For a moment I thought the hon. Gentleman was going to put that to the vote; I would have been on his side.

The Planning Inspectorate looked at Rochdale metropolitan borough council’s core strategy, and as the hon. Gentleman will know, consultation ends next Monday. It was extended to allow consideration of the proposed release of 55 hectares of green-belt land on the South Heywood development, but that has now been excluded from the core strategy. The inspector looked at the proposed removal of that area from the green belt, tested the council and found that plans for making such an exception were not sufficiently robust. If hon. Members have any doubts about the importance of the green belt, they should see the hon. Gentleman, who can testify to the policy’s stringent nature.

Photo of Alan Whitehead Alan Whitehead Labour, Southampton, Test

As the Secretary of State will be aware, on 2 September the Chancellor said that local authorities should swap parts of green-belt land for other land to encourage housing development. In light of what the Secretary of State has said today, will he clear up the confusion about what is and is not green-belt land by firmly repudiating what the Chancellor said on 2 September?

Photo of Eric Pickles Eric Pickles The Secretary of State for Communities and Local Government

What I have said is absolutely compatible with what the Chancellor said; there is no difference between my views and those of my right hon. Friend. We have said from the Dispatch Box that a proportion of the green belt is former brownfield land—a disused quarry, for example, or a scrap yard—and the national planning policy framework envisaged careful consideration of those boundaries.

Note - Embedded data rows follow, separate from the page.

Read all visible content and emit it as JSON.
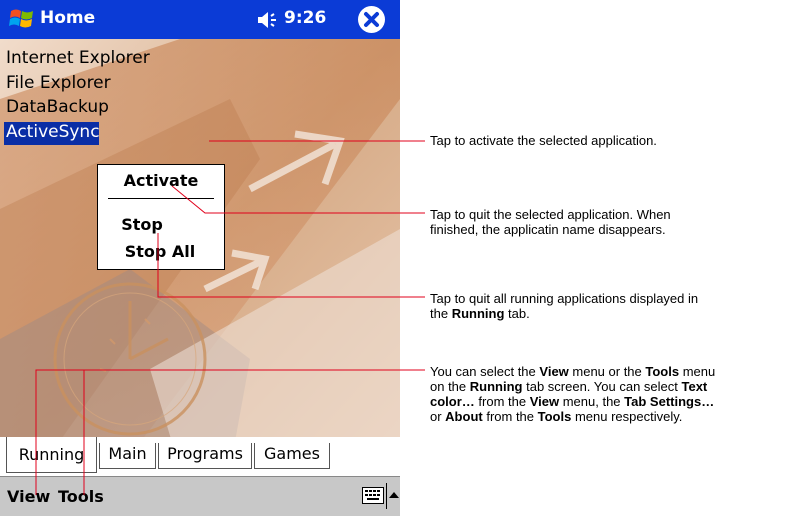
{
  "titlebar": {
    "title": "Home",
    "time": "9:26",
    "start_icon": "windows-flag-icon",
    "volume_icon": "speaker-icon",
    "close_icon": "close-icon",
    "color": "#0b3bd6"
  },
  "running_apps": [
    {
      "label": "Internet Explorer",
      "selected": false
    },
    {
      "label": "File Explorer",
      "selected": false
    },
    {
      "label": "DataBackup",
      "selected": false
    },
    {
      "label": "ActiveSync",
      "selected": true
    }
  ],
  "context_menu": {
    "activate": "Activate",
    "stop": "Stop",
    "stop_all": "Stop All"
  },
  "tabs": [
    {
      "label": "Running",
      "active": true
    },
    {
      "label": "Main",
      "active": false
    },
    {
      "label": "Programs",
      "active": false
    },
    {
      "label": "Games",
      "active": false
    }
  ],
  "menubar": {
    "view": "View",
    "tools": "Tools",
    "keyboard_icon": "keyboard-icon",
    "sip_arrow_icon": "up-arrow-icon"
  },
  "annotations": {
    "activate": "Tap to activate the selected application.",
    "stop": {
      "line1": "Tap to quit the selected application. When",
      "line2": "finished, the applicatin name disappears."
    },
    "stop_all": {
      "line1": "Tap to quit all running applications displayed in",
      "line2_pre": "the ",
      "line2_bold": "Running",
      "line2_post": " tab."
    },
    "menus": {
      "l1_a": "You can select the ",
      "l1_b": "View",
      "l1_c": " menu or the ",
      "l1_d": "Tools",
      "l1_e": " menu",
      "l2_a": "on the ",
      "l2_b": "Running",
      "l2_c": " tab screen. You can select ",
      "l2_d": "Text",
      "l3_a": "color…",
      "l3_b": " from the ",
      "l3_c": "View",
      "l3_d": " menu, the ",
      "l3_e": "Tab Settings…",
      "l4_a": "or ",
      "l4_b": "About",
      "l4_c": " from the ",
      "l4_d": "Tools",
      "l4_e": " menu respectively."
    }
  },
  "colors": {
    "selection": "#0a2ea6",
    "callout_line": "#e0001b",
    "menubar": "#c8c8c8"
  }
}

Does it not make sense to get those kinds of sites back under development, and protect and enhance the green belt?

Photo of Dominic Raab Dominic Raab Conservative, Esher and Walton

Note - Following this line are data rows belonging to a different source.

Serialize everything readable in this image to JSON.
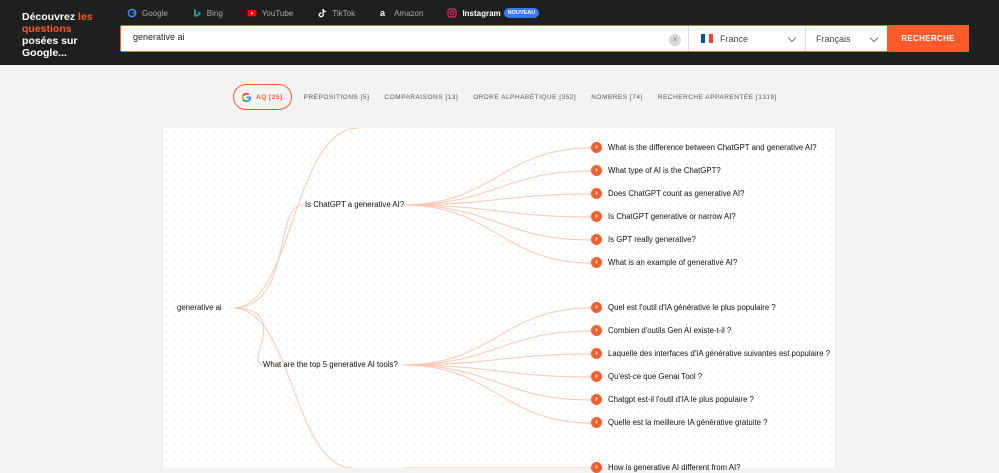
{
  "brand": {
    "part1": "Découvrez",
    "part2": "les",
    "part3": "questions",
    "part4": "posées sur Google..."
  },
  "sources": [
    {
      "label": "Google",
      "icon": "google-icon"
    },
    {
      "label": "Bing",
      "icon": "bing-icon"
    },
    {
      "label": "YouTube",
      "icon": "youtube-icon"
    },
    {
      "label": "TikTok",
      "icon": "tiktok-icon"
    },
    {
      "label": "Amazon",
      "icon": "amazon-icon"
    },
    {
      "label": "Instagram",
      "icon": "instagram-icon",
      "badge": "NOUVEAU",
      "active": true
    }
  ],
  "search": {
    "value": "generative ai",
    "country": "France",
    "language": "Français",
    "button": "RECHERCHE"
  },
  "filters": [
    {
      "label": "AQ [25]",
      "active": true
    },
    {
      "label": "PRÉPOSITIONS [5]"
    },
    {
      "label": "COMPARAISONS [13]"
    },
    {
      "label": "ORDRE ALPHABÉTIQUE [352]"
    },
    {
      "label": "NOMBRES [74]"
    },
    {
      "label": "RECHERCHE APPARENTÉE [1319]"
    }
  ],
  "tree": {
    "root": "generative ai",
    "branches": [
      {
        "label": "Is ChatGPT a generative AI?",
        "leaves": [
          "What is the difference between ChatGPT and generative AI?",
          "What type of AI is the ChatGPT?",
          "Does ChatGPT count as generative AI?",
          "Is ChatGPT generative or narrow AI?",
          "Is GPT really generative?",
          "What is an example of generative AI?"
        ]
      },
      {
        "label": "What are the top 5 generative AI tools?",
        "leaves": [
          "Quel est l'outil d'IA générative le plus populaire ?",
          "Combien d'outils Gen AI existe-t-il ?",
          "Laquelle des interfaces d'IA générative suivantes est populaire  ?",
          "Qu'est-ce que Genai Tool ?",
          "Chatgpt est-il l'outil d'IA le plus populaire ?",
          "Quelle est la meilleure IA générative gratuite ?"
        ]
      }
    ],
    "partial_leaf": "How is generative AI different from AI?"
  },
  "colors": {
    "accent": "#ff5a2a",
    "header": "#1f1f1f",
    "badge": "#3a78ff",
    "link": "#f8c8b4"
  }
}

I understand that the Government want to legislate further to streamline planning as part of their economic growth strategy. Elmbridge in my constituency is 57% green-belt land. Will the Secretary of State confirm that the proposed legislation will not contain any new proposals that might weaken protection of green-belt land, and, critically, that planning inspectors will have no right to trump local democratic decision making?

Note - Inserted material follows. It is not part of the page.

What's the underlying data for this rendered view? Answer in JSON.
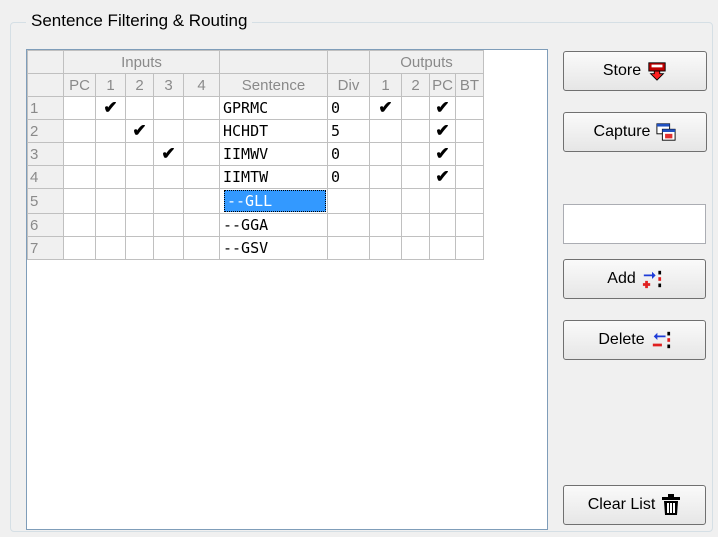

Photo of Eric Pickles Eric Pickles The Secretary of State for Communities and Local Government

I have good news for my hon. Friend. Based on calculations, it is not 57% green belt, but 60%.

Photo of Eric Pickles Eric Pickles The Secretary of State for Communities and Local Government

It is as the right hon. Gentleman says.

Of course we are not looking to affect my hon. Friend’s constituency. The green belt is immensely important. It is a green lung and prevents major conurbations from bumping into one another.

Photo of Steven Baker Steven Baker Conservative, Wycombe

Will my right hon. Friend take steps to diminish planning inspectors’ powers over those who are democratically elected?

Photo of Eric Pickles Eric Pickles The Secretary of State for Communities and Local Government

My hon. Friend must have come across some grumpy planning inspectors. By and large, they are there to introduce the national planning policy framework, and to ensure that decisions are made in accordance with it. Local democratically elected representatives have a duty to look to the well-being of their constituents not only now, but in future. There must always be a balance, but the green belt remains very safe.

Photo of Natascha Engel Natascha Engel Chair, Backbench Business Committee

Will the Secretary of State guarantee that he will not alter the definition or designation of green belt?

Photo of Greg Mulholland Greg Mulholland Liberal Democrat, Leeds North West

North Leeds, too, has some of the most beautiful green belt, which is hugely important to the whole city. I welcome the Secretary of State’s clear statement today, but does he acknowledge that developers continue to target attractive greenfield sites while brownfield sites exist that are desperate for development, and that that needs to be addressed?

Photo of Eric Pickles Eric Pickles The Secretary of State for Communities and Local Government

My hon. Friend will recall the national planning policy framework, which makes it clear that previously developed areas should be given development priority.